In fact neither Sigismund, who feared stormy reactions in Bohemia and Moravia, nor the council itself had any real interest in the execution of the Czech master. An assembly proclaiming church reform did not wish to send to his death a man who had been striving for the same, if in a different and from the point of view of the council an acceptable way. For almost a month Hus received continual visits in his prison cell from people urging him to recant and save at least his own life. Master Jans mood swinging between hope of safety and desire for a martyr’s death, kept to his resolve. He could not repudiate the divine truths and ideals in which he believed and which he defended. On Saturday the 6th of July 1415 he died on a meadow in front of Constance with the words of hymns on his lips, silenced only by the smoke of flames that ravaged his tormented face. His ashes were thrown by constables into the waters of the Rhine. Not quite a year later, Hus’ friend, the philosopher Prague, died the same death in the same spot.

News of the burning of Hus and then of Jerome fed flames of anger and impatience in the Bohemian lands. Hus’ numerous supporters, scornfully christened “Hussites” by their enemies ( in Czech “husa” means “goose”), started to seize church property and try to carry out the program of reform of the church and society. In July 1419, escalating disputes turned into open Hussite revolution. In the course of the upheaval the Bethlehem Chapel no longer played the same important role as at the beginning of the 15th century. Today, the rebuilt chapel is visited mainly by tourists from the protestant areas of Germany and North Europe, England and the USA. They come to honour the memory of Jan Hus as the heir of John Wycliffe and the force-runner of Martin Luther and Jean Calvin.

During his exile in Bohemia, Hus wrote the following:

“What fear shall part us from God or what death? What shall we lose if for His sake we forfeit wealth, friends, the world’s honours and our poor life? It is better to die well than to live badly. We dare not sin to avoid the punishment of death. To end in grace the present life is to be banished from misery. Truth is the last conqueror. He wins who is slain, for no adversity `hurts him if no iniquity has dominion over him.”

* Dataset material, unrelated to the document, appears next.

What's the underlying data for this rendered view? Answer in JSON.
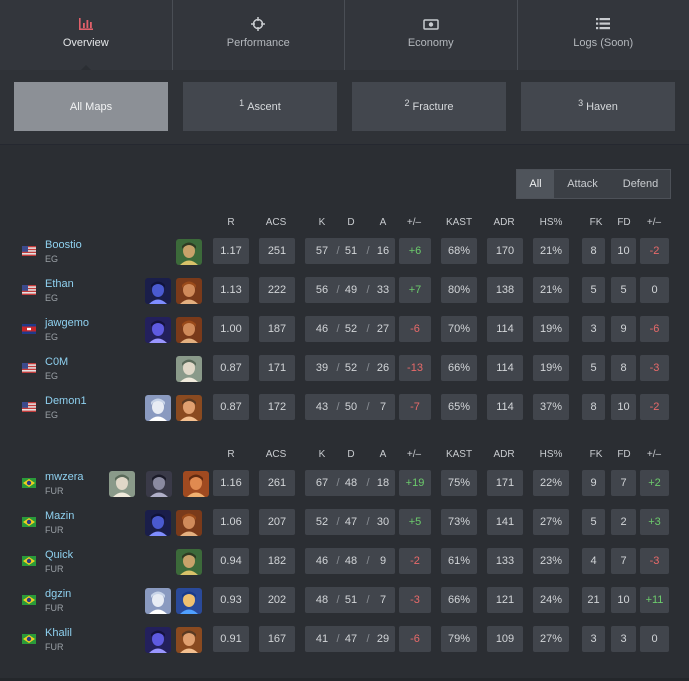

The monument of Jan Hus at the Prague Old Town Square was designed by Ladislav Saloun. The foundation stone was laid down in 1903 and the monument was unofficially revealed on 6 th July 1915, the 500th anniversary of Jan Hus´ death. A festive event was forbidden. Prague citizens covered the Jan Hus Monument with flowers.

The monument consists of Jan Hus statue and statues of Czech people around him. Jan Hus statue is looking at the Church of Our Lady Before Tyn, which was the main church of the Hussites between 1419 and 1621. The people around him are the Hussite warriors on one side and on the other side there are prostrated people, forced to leave the country in 1620s, after the rebellion of Czech estates was defeated. The inscriptions on the Jan Hus Monument were added after the independent republic Czechoslovakia was founded in 1918. It reads: “Love each other and wish the truth to everyone” (Jan Hus´s words), “Live, nation sacred in God, don´t die”, “I believe, that the anger thunders will cease and that the government of your affairs will return to your hands, Czech folk” and “Who are the warriors of God and his law” (words from the anthem of the Hussite warriors).

Reference: Great Stories in Czech History by Petr Cornej , Prah 2005 ISBN: 80-7252-111-X